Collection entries
|---|

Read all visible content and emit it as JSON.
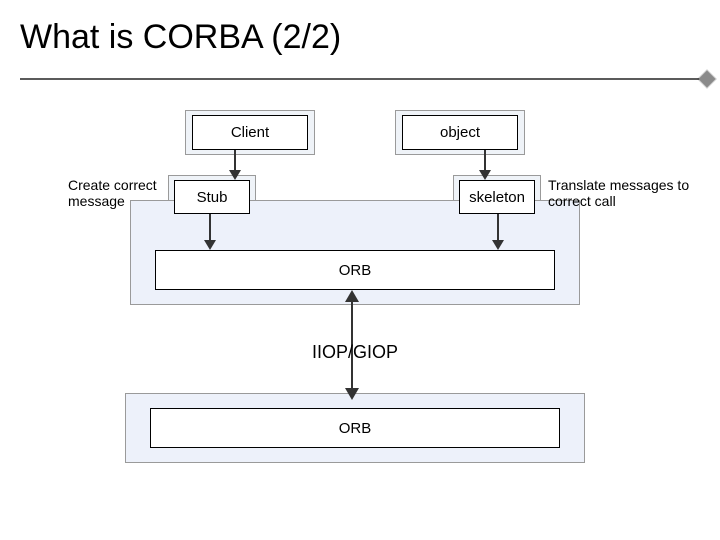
{
  "title": "What is CORBA (2/2)",
  "leftNote": "Create correct message",
  "rightNote": "Translate messages to correct call",
  "client": "Client",
  "object": "object",
  "stub": "Stub",
  "skeleton": "skeleton",
  "orb1": "ORB",
  "iiop": "IIOP/GIOP",
  "orb2": "ORB"
}
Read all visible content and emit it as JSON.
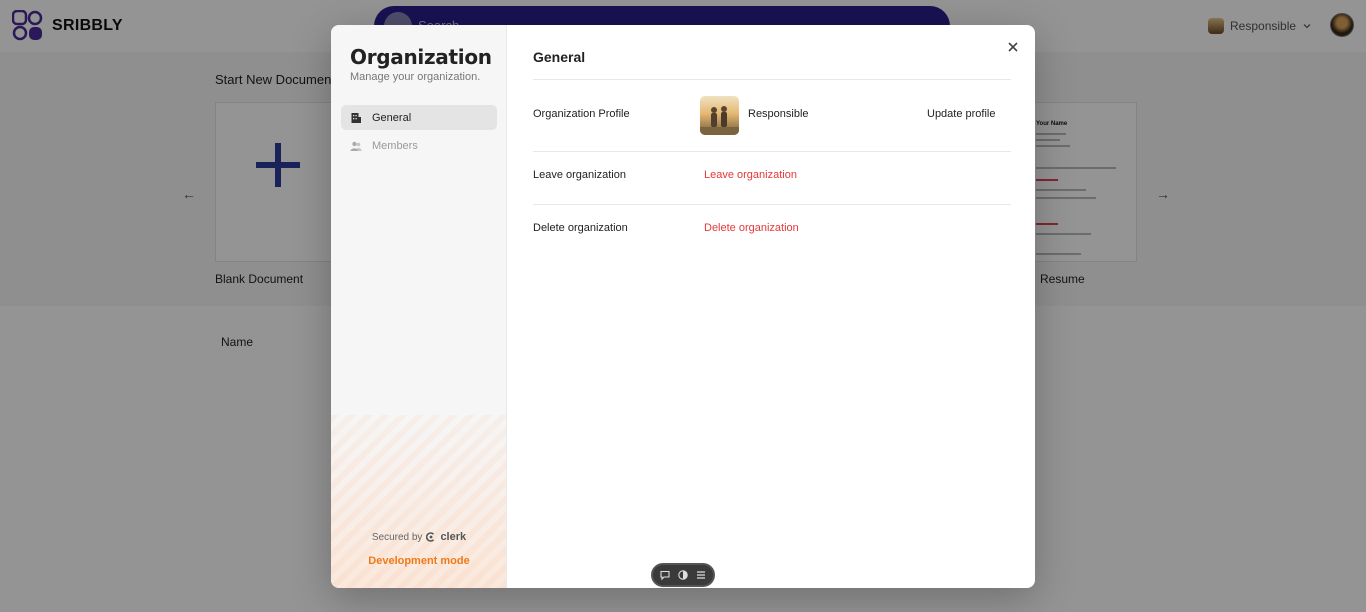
{
  "app": {
    "brand": "SRIBBLY"
  },
  "header": {
    "search_placeholder": "Search",
    "org_name": "Responsible"
  },
  "home": {
    "start_title": "Start New Document",
    "templates": [
      {
        "label": "Blank Document"
      },
      {
        "label": "Resume",
        "preview_heading": "Your Name"
      }
    ],
    "table_header_name": "Name"
  },
  "modal": {
    "sidebar": {
      "title": "Organization",
      "subtitle": "Manage your organization.",
      "items": [
        {
          "label": "General",
          "active": true
        },
        {
          "label": "Members",
          "active": false
        }
      ],
      "secured_by": "Secured by",
      "provider": "clerk",
      "dev_mode": "Development mode"
    },
    "main": {
      "title": "General",
      "rows": [
        {
          "label": "Organization Profile",
          "value": "Responsible",
          "action": "Update profile"
        },
        {
          "label": "Leave organization",
          "action": "Leave organization"
        },
        {
          "label": "Delete organization",
          "action": "Delete organization"
        }
      ]
    }
  },
  "colors": {
    "accent_danger": "#e5383b",
    "dev_mode": "#f07a1a",
    "search_bg": "#2a1f8f",
    "brand_logo": "#4a2a9a"
  }
}
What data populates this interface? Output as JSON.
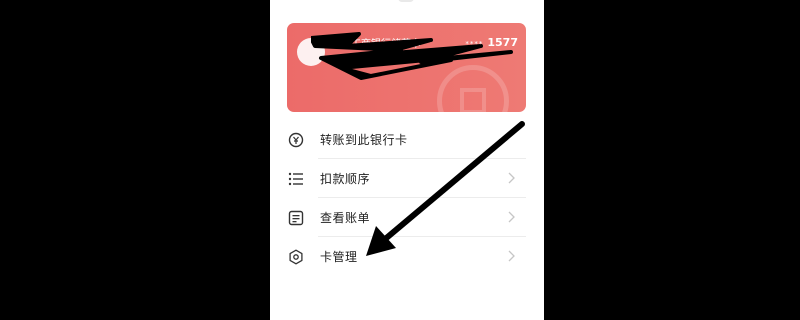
{
  "card": {
    "name": "中国工商银行储蓄卡",
    "type": "借记卡",
    "masked_prefix": "****",
    "last_digits": "1577",
    "bg_color": "#ec6b69"
  },
  "menu": {
    "items": [
      {
        "label": "转账到此银行卡",
        "icon": "yuan-transfer-icon"
      },
      {
        "label": "扣款顺序",
        "icon": "list-icon"
      },
      {
        "label": "查看账单",
        "icon": "bill-icon"
      },
      {
        "label": "卡管理",
        "icon": "gear-icon"
      }
    ]
  },
  "annotation": {
    "arrow_color": "#000000"
  }
}
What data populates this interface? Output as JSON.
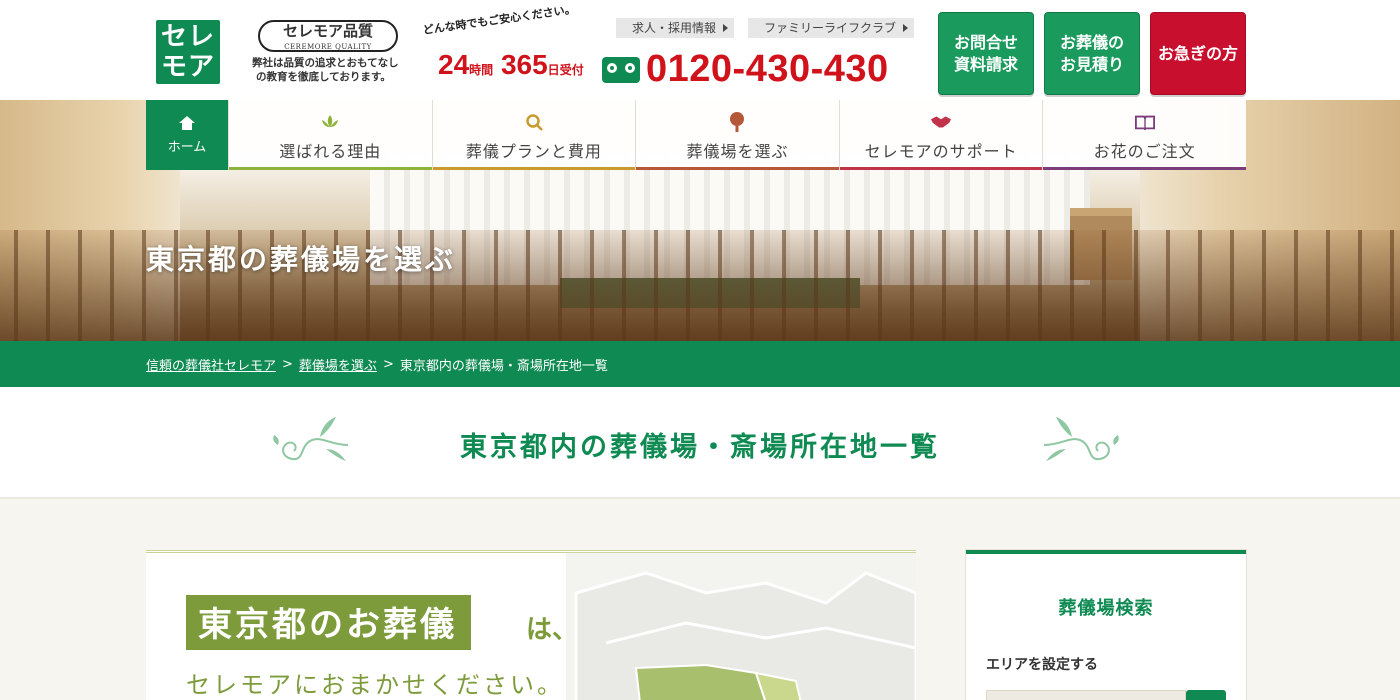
{
  "header": {
    "logo_top": "セレ",
    "logo_bottom": "モア",
    "quality_title": "セレモア品質",
    "quality_sub": "CEREMORE QUALITY",
    "quality_text_1": "弊社は品質の追求とおもてなし",
    "quality_text_2": "の教育を徹底しております。",
    "anytime_top": "どんな時でもご安心ください。",
    "anytime_24": "24",
    "anytime_hours": "時間",
    "anytime_365": "365",
    "anytime_days": "日",
    "anytime_accept": "受付",
    "link_recruit": "求人・採用情報",
    "link_family": "ファミリーライフクラブ",
    "phone": "0120-430-430",
    "cta_inquiry": [
      "お問合せ",
      "資料請求"
    ],
    "cta_estimate": [
      "お葬儀の",
      "お見積り"
    ],
    "cta_urgent": "お急ぎの方"
  },
  "nav": {
    "home": "ホーム",
    "items": [
      {
        "label": "選ばれる理由",
        "icon": "lotus-icon",
        "color": "#8db33b"
      },
      {
        "label": "葬儀プランと費用",
        "icon": "search-coin-icon",
        "color": "#c99a2e"
      },
      {
        "label": "葬儀場を選ぶ",
        "icon": "tree-icon",
        "color": "#b5583a"
      },
      {
        "label": "セレモアのサポート",
        "icon": "handshake-icon",
        "color": "#c2334a"
      },
      {
        "label": "お花のご注文",
        "icon": "book-icon",
        "color": "#7a3d7a"
      }
    ]
  },
  "hero": {
    "title": "東京都の葬儀場を選ぶ"
  },
  "breadcrumb": {
    "home": "信頼の葬儀社セレモア",
    "sep1": ">",
    "parent": "葬儀場を選ぶ",
    "sep2": ">",
    "current": "東京都内の葬儀場・斎場所在地一覧"
  },
  "page": {
    "heading": "東京都内の葬儀場・斎場所在地一覧"
  },
  "main": {
    "tokyo_label": "東京都のお葬儀",
    "tokyo_ha": "は、",
    "tokyo_sub": "セレモアにおまかせください。"
  },
  "sidebar": {
    "title": "葬儀場検索",
    "area_label": "エリアを設定する"
  },
  "colors": {
    "brand_green": "#0e8a52",
    "urgent_red": "#c8102e",
    "phone_red": "#d0121b",
    "olive": "#7d9b3a"
  }
}
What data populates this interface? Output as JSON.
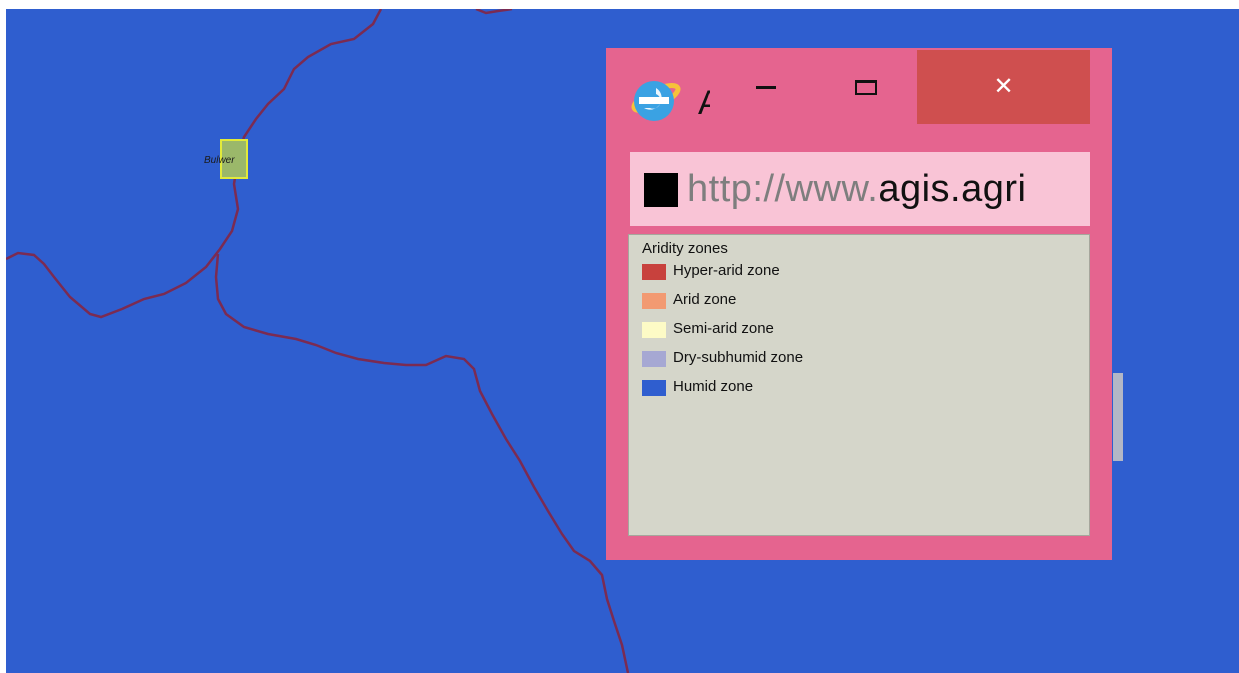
{
  "map": {
    "background_color": "#2f5ecf",
    "border_color": "#7b2b52",
    "place_label": "Bulwer"
  },
  "popup_window": {
    "frame_color": "#e5648f",
    "title_text": "A",
    "app_icon": "internet-explorer-icon",
    "minimize_icon": "minimize-icon",
    "maximize_icon": "maximize-icon",
    "close_icon": "close-icon",
    "close_glyph": "✕",
    "url_dim": "http://www.",
    "url_highlight": "agis.agri"
  },
  "legend": {
    "title": "Aridity zones",
    "items": [
      {
        "label": "Hyper-arid zone",
        "color": "#c8413d"
      },
      {
        "label": "Arid zone",
        "color": "#f29a72"
      },
      {
        "label": "Semi-arid zone",
        "color": "#fdfbc6"
      },
      {
        "label": "Dry-subhumid zone",
        "color": "#a6a8d3"
      },
      {
        "label": "Humid zone",
        "color": "#2f5ecf"
      }
    ]
  }
}
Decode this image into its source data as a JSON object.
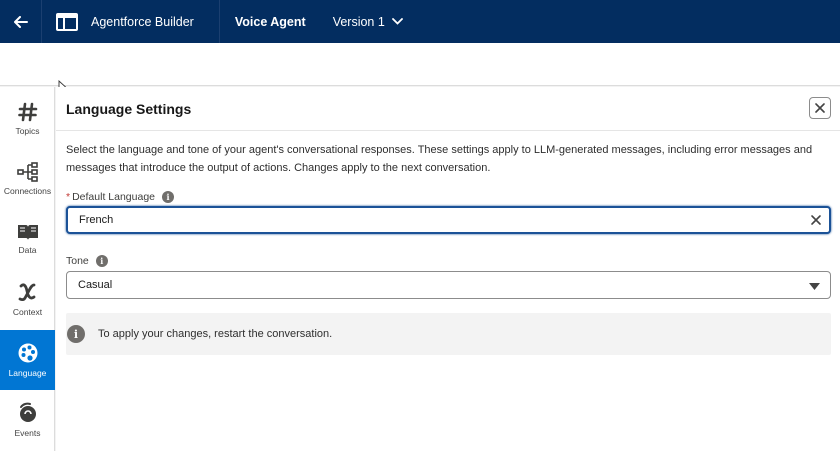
{
  "topbar": {
    "app_name": "Agentforce Builder",
    "agent_name": "Voice Agent",
    "version_label": "Version 1"
  },
  "rail": {
    "items": [
      {
        "label": "Topics",
        "icon": "hash-icon"
      },
      {
        "label": "Connections",
        "icon": "connections-icon"
      },
      {
        "label": "Data",
        "icon": "book-icon"
      },
      {
        "label": "Context",
        "icon": "variable-x-icon"
      },
      {
        "label": "Language",
        "icon": "palette-icon",
        "active": true
      },
      {
        "label": "Events",
        "icon": "events-icon"
      }
    ]
  },
  "panel": {
    "title": "Language Settings",
    "description": "Select the language and tone of your agent's conversational responses. These settings apply to LLM-generated messages, including error messages and messages that introduce the output of actions. Changes apply to the next conversation.",
    "default_language": {
      "required_mark": "*",
      "label": "Default Language",
      "value": "French"
    },
    "tone": {
      "label": "Tone",
      "value": "Casual"
    },
    "notice": "To apply your changes, restart the conversation."
  },
  "colors": {
    "header_bg": "#032d60",
    "active_rail": "#0176d3",
    "focus_border": "#1b5297"
  }
}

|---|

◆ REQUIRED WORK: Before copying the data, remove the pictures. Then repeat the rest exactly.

◆ SOLUTION TO THIS PROBLEM:
Read all visible content and emit it as JSON.
{
  "title": "What is CORBA (2/2)",
  "leftNote": "Create correct message",
  "rightNote": "Translate messages to correct call",
  "client": "Client",
  "object": "object",
  "stub": "Stub",
  "skeleton": "skeleton",
  "orb1": "ORB",
  "iiop": "IIOP/GIOP",
  "orb2": "ORB"
}
Read all visible content and emit it as JSON.
{
  "app": {
    "brand": "SRIBBLY"
  },
  "header": {
    "search_placeholder": "Search",
    "org_name": "Responsible"
  },
  "home": {
    "start_title": "Start New Document",
    "templates": [
      {
        "label": "Blank Document"
      },
      {
        "label": "Resume",
        "preview_heading": "Your Name"
      }
    ],
    "table_header_name": "Name"
  },
  "modal": {
    "sidebar": {
      "title": "Organization",
      "subtitle": "Manage your organization.",
      "items": [
        {
          "label": "General",
          "active": true
        },
        {
          "label": "Members",
          "active": false
        }
      ],
      "secured_by": "Secured by",
      "provider": "clerk",
      "dev_mode": "Development mode"
    },
    "main": {
      "title": "General",
      "rows": [
        {
          "label": "Organization Profile",
          "value": "Responsible",
          "action": "Update profile"
        },
        {
          "label": "Leave organization",
          "action": "Leave organization"
        },
        {
          "label": "Delete organization",
          "action": "Delete organization"
        }
      ]
    }
  },
  "colors": {
    "accent_danger": "#e5383b",
    "dev_mode": "#f07a1a",
    "search_bg": "#2a1f8f",
    "brand_logo": "#4a2a9a"
  }
}
What data populates this interface? Output as JSON.
{
  "card": {
    "name": "中国工商银行储蓄卡",
    "type": "借记卡",
    "masked_prefix": "****",
    "last_digits": "1577",
    "bg_color": "#ec6b69"
  },
  "menu": {
    "items": [
      {
        "label": "转账到此银行卡",
        "icon": "yuan-transfer-icon"
      },
      {
        "label": "扣款顺序",
        "icon": "list-icon"
      },
      {
        "label": "查看账单",
        "icon": "bill-icon"
      },
      {
        "label": "卡管理",
        "icon": "gear-icon"
      }
    ]
  },
  "annotation": {
    "arrow_color": "#000000"
  }
}
What data populates this interface? Output as JSON.
{
  "header": {
    "logo_top": "セレ",
    "logo_bottom": "モア",
    "quality_title": "セレモア品質",
    "quality_sub": "CEREMORE QUALITY",
    "quality_text_1": "弊社は品質の追求とおもてなし",
    "quality_text_2": "の教育を徹底しております。",
    "anytime_top": "どんな時でもご安心ください。",
    "anytime_24": "24",
    "anytime_hours": "時間",
    "anytime_365": "365",
    "anytime_days": "日",
    "anytime_accept": "受付",
    "link_recruit": "求人・採用情報",
    "link_family": "ファミリーライフクラブ",
    "phone": "0120-430-430",
    "cta_inquiry": [
      "お問合せ",
      "資料請求"
    ],
    "cta_estimate": [
      "お葬儀の",
      "お見積り"
    ],
    "cta_urgent": "お急ぎの方"
  },
  "nav": {
    "home": "ホーム",
    "items": [
      {
        "label": "選ばれる理由",
        "icon": "lotus-icon",
        "color": "#8db33b"
      },
      {
        "label": "葬儀プランと費用",
        "icon": "search-coin-icon",
        "color": "#c99a2e"
      },
      {
        "label": "葬儀場を選ぶ",
        "icon": "tree-icon",
        "color": "#b5583a"
      },
      {
        "label": "セレモアのサポート",
        "icon": "handshake-icon",
        "color": "#c2334a"
      },
      {
        "label": "お花のご注文",
        "icon": "book-icon",
        "color": "#7a3d7a"
      }
    ]
  },
  "hero": {
    "title": "東京都の葬儀場を選ぶ"
  },
  "breadcrumb": {
    "home": "信頼の葬儀社セレモア",
    "sep1": ">",
    "parent": "葬儀場を選ぶ",
    "sep2": ">",
    "current": "東京都内の葬儀場・斎場所在地一覧"
  },
  "page": {
    "heading": "東京都内の葬儀場・斎場所在地一覧"
  },
  "main": {
    "tokyo_label": "東京都のお葬儀",
    "tokyo_ha": "は、",
    "tokyo_sub": "セレモアにおまかせください。"
  },
  "sidebar": {
    "title": "葬儀場検索",
    "area_label": "エリアを設定する"
  },
  "colors": {
    "brand_green": "#0e8a52",
    "urgent_red": "#c8102e",
    "phone_red": "#d0121b",
    "olive": "#7d9b3a"
  }
}
What data populates this interface? Output as JSON.
{
  "map": {
    "background_color": "#2f5ecf",
    "border_color": "#7b2b52",
    "place_label": "Bulwer"
  },
  "popup_window": {
    "frame_color": "#e5648f",
    "title_text": "A",
    "app_icon": "internet-explorer-icon",
    "minimize_icon": "minimize-icon",
    "maximize_icon": "maximize-icon",
    "close_icon": "close-icon",
    "close_glyph": "✕",
    "url_dim": "http://www.",
    "url_highlight": "agis.agri"
  },
  "legend": {
    "title": "Aridity zones",
    "items": [
      {
        "label": "Hyper-arid zone",
        "color": "#c8413d"
      },
      {
        "label": "Arid zone",
        "color": "#f29a72"
      },
      {
        "label": "Semi-arid zone",
        "color": "#fdfbc6"
      },
      {
        "label": "Dry-subhumid zone",
        "color": "#a6a8d3"
      },
      {
        "label": "Humid zone",
        "color": "#2f5ecf"
      }
    ]
  }
}
Decode this image into its source data as a JSON object.
{
  "topbar": {
    "app_name": "Agentforce Builder",
    "agent_name": "Voice Agent",
    "version_label": "Version 1"
  },
  "rail": {
    "items": [
      {
        "label": "Topics",
        "icon": "hash-icon"
      },
      {
        "label": "Connections",
        "icon": "connections-icon"
      },
      {
        "label": "Data",
        "icon": "book-icon"
      },
      {
        "label": "Context",
        "icon": "variable-x-icon"
      },
      {
        "label": "Language",
        "icon": "palette-icon",
        "active": true
      },
      {
        "label": "Events",
        "icon": "events-icon"
      }
    ]
  },
  "panel": {
    "title": "Language Settings",
    "description": "Select the language and tone of your agent's conversational responses. These settings apply to LLM-generated messages, including error messages and messages that introduce the output of actions. Changes apply to the next conversation.",
    "default_language": {
      "required_mark": "*",
      "label": "Default Language",
      "value": "French"
    },
    "tone": {
      "label": "Tone",
      "value": "Casual"
    },
    "notice": "To apply your changes, restart the conversation."
  },
  "colors": {
    "header_bg": "#032d60",
    "active_rail": "#0176d3",
    "focus_border": "#1b5297"
  }
}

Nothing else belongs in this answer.